** Data listing follows **
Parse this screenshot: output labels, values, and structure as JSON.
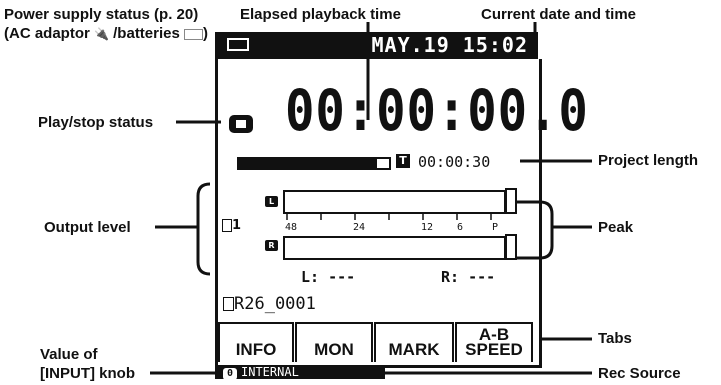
{
  "callouts": {
    "power": "Power supply status (p. 20)",
    "power_sub_a": "(AC adaptor",
    "power_sub_b": "/batteries",
    "elapsed": "Elapsed playback time",
    "datetime": "Current date and time",
    "playstop": "Play/stop status",
    "project_length": "Project length",
    "output_level": "Output level",
    "peak": "Peak",
    "tabs": "Tabs",
    "value_input_1": "Value of",
    "value_input_2": "[INPUT] knob",
    "rec_source": "Rec Source"
  },
  "screen": {
    "datetime": "MAY.19 15:02",
    "timecode": "00:00:00.0",
    "project_length": "00:00:30",
    "t_label": "T",
    "channel": "1",
    "scale": [
      "48",
      "24",
      "12",
      "6",
      "P"
    ],
    "left_label": "L:",
    "left_value": "---",
    "right_label": "R:",
    "right_value": "---",
    "filename": "R26_0001",
    "tabs": [
      "INFO",
      "MON",
      "MARK"
    ],
    "speed_tab_top": "A-B",
    "speed_tab_bottom": "SPEED",
    "knob_value": "0",
    "rec_source": "INTERNAL",
    "meter_L": "L",
    "meter_R": "R",
    "progress_fraction": 0.92
  }
}
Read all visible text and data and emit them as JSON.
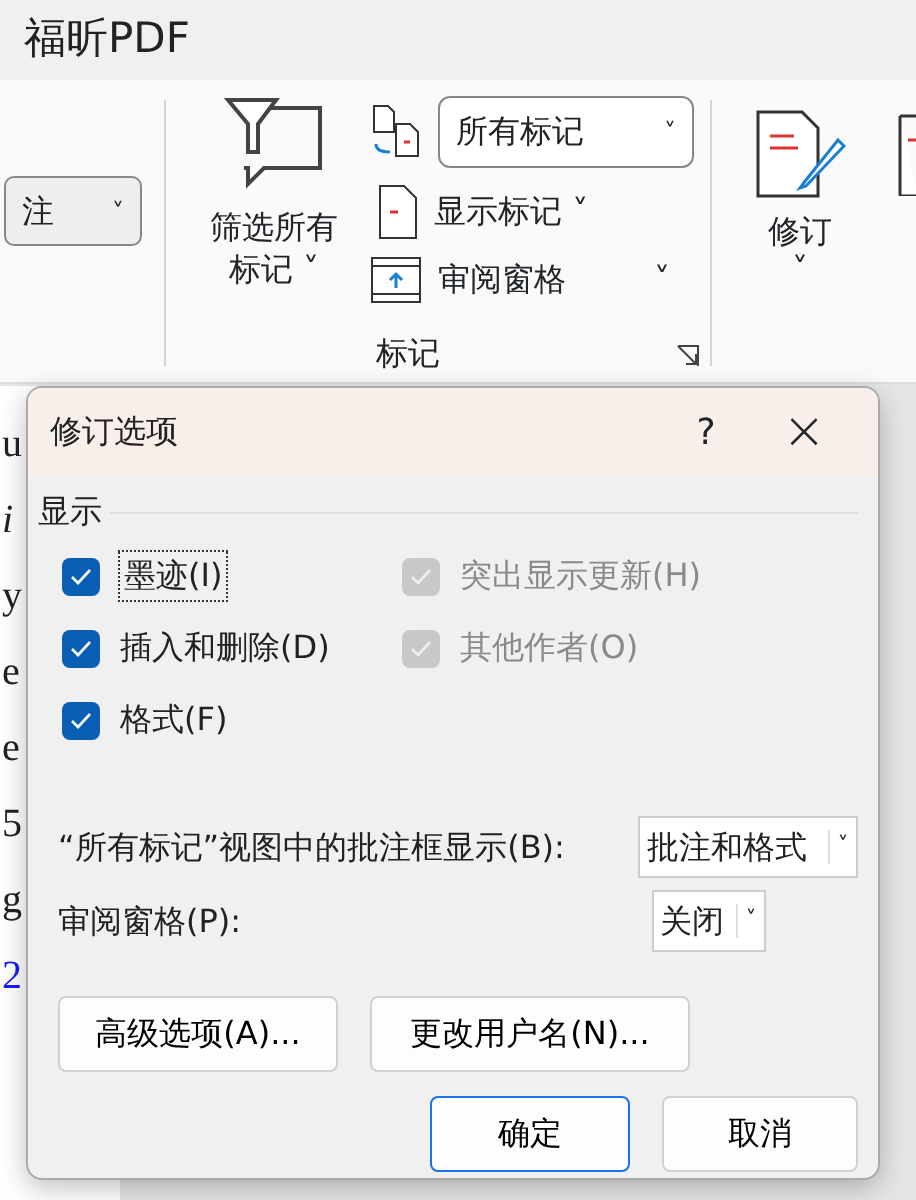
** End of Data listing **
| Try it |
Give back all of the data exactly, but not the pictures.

| Answer for the task |
Parse this screenshot: output labels, values, and structure as JSON.
{
  "callouts": {
    "power": "Power supply status (p. 20)",
    "power_sub_a": "(AC adaptor",
    "power_sub_b": "/batteries",
    "elapsed": "Elapsed playback time",
    "datetime": "Current date and time",
    "playstop": "Play/stop status",
    "project_length": "Project length",
    "output_level": "Output level",
    "peak": "Peak",
    "tabs": "Tabs",
    "value_input_1": "Value of",
    "value_input_2": "[INPUT] knob",
    "rec_source": "Rec Source"
  },
  "screen": {
    "datetime": "MAY.19 15:02",
    "timecode": "00:00:00.0",
    "project_length": "00:00:30",
    "t_label": "T",
    "channel": "1",
    "scale": [
      "48",
      "24",
      "12",
      "6",
      "P"
    ],
    "left_label": "L:",
    "left_value": "---",
    "right_label": "R:",
    "right_value": "---",
    "filename": "R26_0001",
    "tabs": [
      "INFO",
      "MON",
      "MARK"
    ],
    "speed_tab_top": "A-B",
    "speed_tab_bottom": "SPEED",
    "knob_value": "0",
    "rec_source": "INTERNAL",
    "meter_L": "L",
    "meter_R": "R",
    "progress_fraction": 0.92
  }
}
Read all visible text and data and emit them as JSON.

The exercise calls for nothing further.